• _WORK INSTRUCTIONS_
Retype the whole listing exactly. Leave out pictures.

• _DATA EXTRACTS_
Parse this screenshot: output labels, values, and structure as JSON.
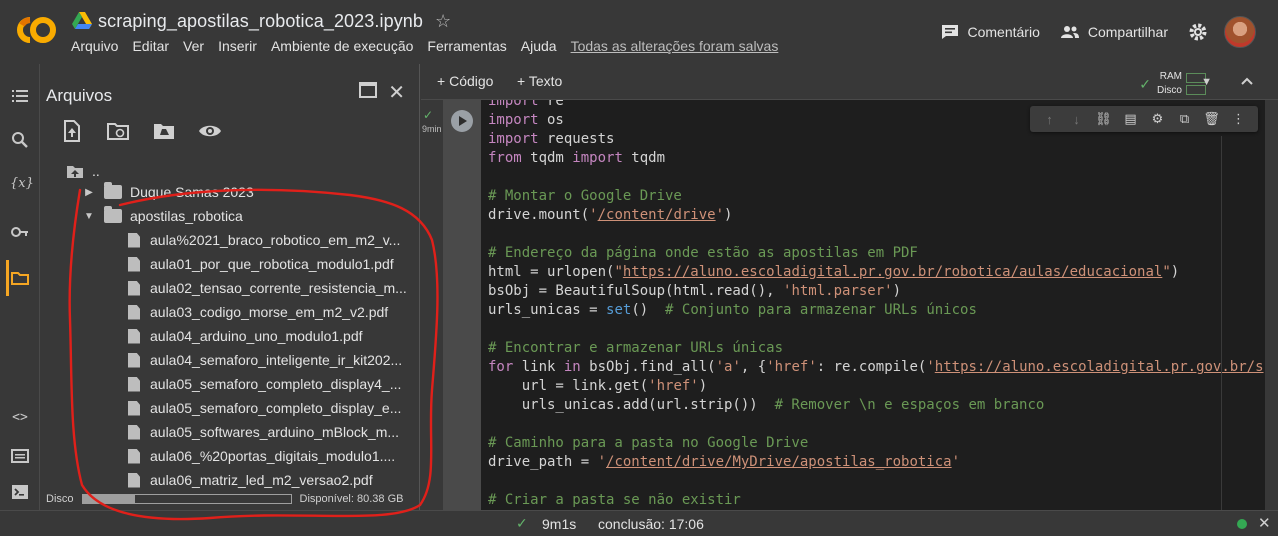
{
  "header": {
    "notebook_title": "scraping_apostilas_robotica_2023.ipynb",
    "menu": [
      "Arquivo",
      "Editar",
      "Ver",
      "Inserir",
      "Ambiente de execução",
      "Ferramentas",
      "Ajuda"
    ],
    "save_status": "Todas as alterações foram salvas",
    "comment_label": "Comentário",
    "share_label": "Compartilhar"
  },
  "files_panel": {
    "title": "Arquivos",
    "parent": "..",
    "folders": [
      {
        "name": "Duque Samas 2023",
        "expanded": false
      },
      {
        "name": "apostilas_robotica",
        "expanded": true
      }
    ],
    "files": [
      "aula%2021_braco_robotico_em_m2_v...",
      "aula01_por_que_robotica_modulo1.pdf",
      "aula02_tensao_corrente_resistencia_m...",
      "aula03_codigo_morse_em_m2_v2.pdf",
      "aula04_arduino_uno_modulo1.pdf",
      "aula04_semaforo_inteligente_ir_kit202...",
      "aula05_semaforo_completo_display4_...",
      "aula05_semaforo_completo_display_e...",
      "aula05_softwares_arduino_mBlock_m...",
      "aula06_%20portas_digitais_modulo1....",
      "aula06_matriz_led_m2_versao2.pdf"
    ],
    "disk_label": "Disco",
    "disk_used_fraction": 0.25,
    "disk_available": "Disponível: 80.38 GB"
  },
  "editor": {
    "add_code": "Código",
    "add_text": "Texto",
    "ram_label": "RAM",
    "disk_label": "Disco",
    "cell_exec_time": "9min"
  },
  "status": {
    "exec_time": "9m1s",
    "completion": "conclusão: 17:06"
  },
  "colors": {
    "background": "#383838",
    "code_bg": "#1e1e1e",
    "accent": "#f5a623",
    "success": "#34a853",
    "annotation": "#e0201a"
  }
}
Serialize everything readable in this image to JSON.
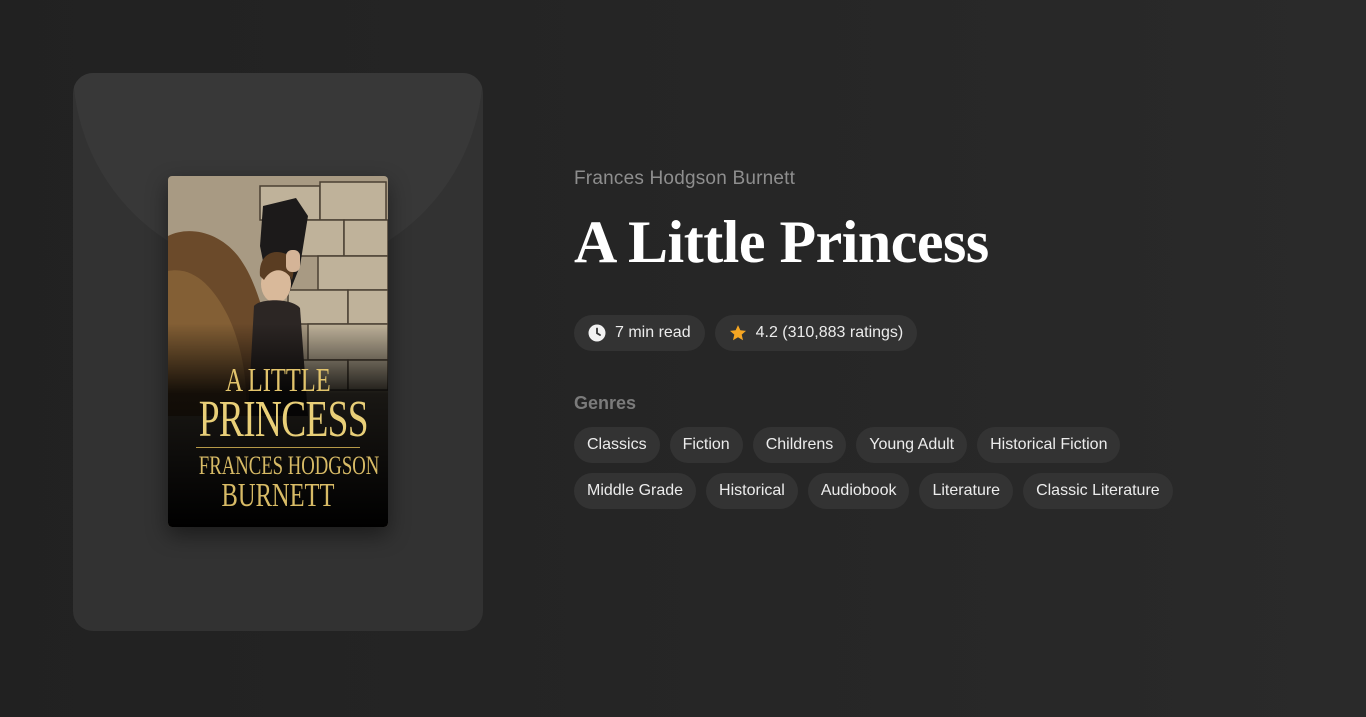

• _SOLUTION TO THIS EXERCISE_
Parse this screenshot: output labels, values, and structure as JSON.
{
  "header": {
    "notebook_title": "scraping_apostilas_robotica_2023.ipynb",
    "menu": [
      "Arquivo",
      "Editar",
      "Ver",
      "Inserir",
      "Ambiente de execução",
      "Ferramentas",
      "Ajuda"
    ],
    "save_status": "Todas as alterações foram salvas",
    "comment_label": "Comentário",
    "share_label": "Compartilhar"
  },
  "files_panel": {
    "title": "Arquivos",
    "parent": "..",
    "folders": [
      {
        "name": "Duque Samas 2023",
        "expanded": false
      },
      {
        "name": "apostilas_robotica",
        "expanded": true
      }
    ],
    "files": [
      "aula%2021_braco_robotico_em_m2_v...",
      "aula01_por_que_robotica_modulo1.pdf",
      "aula02_tensao_corrente_resistencia_m...",
      "aula03_codigo_morse_em_m2_v2.pdf",
      "aula04_arduino_uno_modulo1.pdf",
      "aula04_semaforo_inteligente_ir_kit202...",
      "aula05_semaforo_completo_display4_...",
      "aula05_semaforo_completo_display_e...",
      "aula05_softwares_arduino_mBlock_m...",
      "aula06_%20portas_digitais_modulo1....",
      "aula06_matriz_led_m2_versao2.pdf"
    ],
    "disk_label": "Disco",
    "disk_used_fraction": 0.25,
    "disk_available": "Disponível: 80.38 GB"
  },
  "editor": {
    "add_code": "Código",
    "add_text": "Texto",
    "ram_label": "RAM",
    "disk_label": "Disco",
    "cell_exec_time": "9min"
  },
  "status": {
    "exec_time": "9m1s",
    "completion": "conclusão: 17:06"
  },
  "colors": {
    "background": "#383838",
    "code_bg": "#1e1e1e",
    "accent": "#f5a623",
    "success": "#34a853",
    "annotation": "#e0201a"
  }
}
Serialize everything readable in this image to JSON.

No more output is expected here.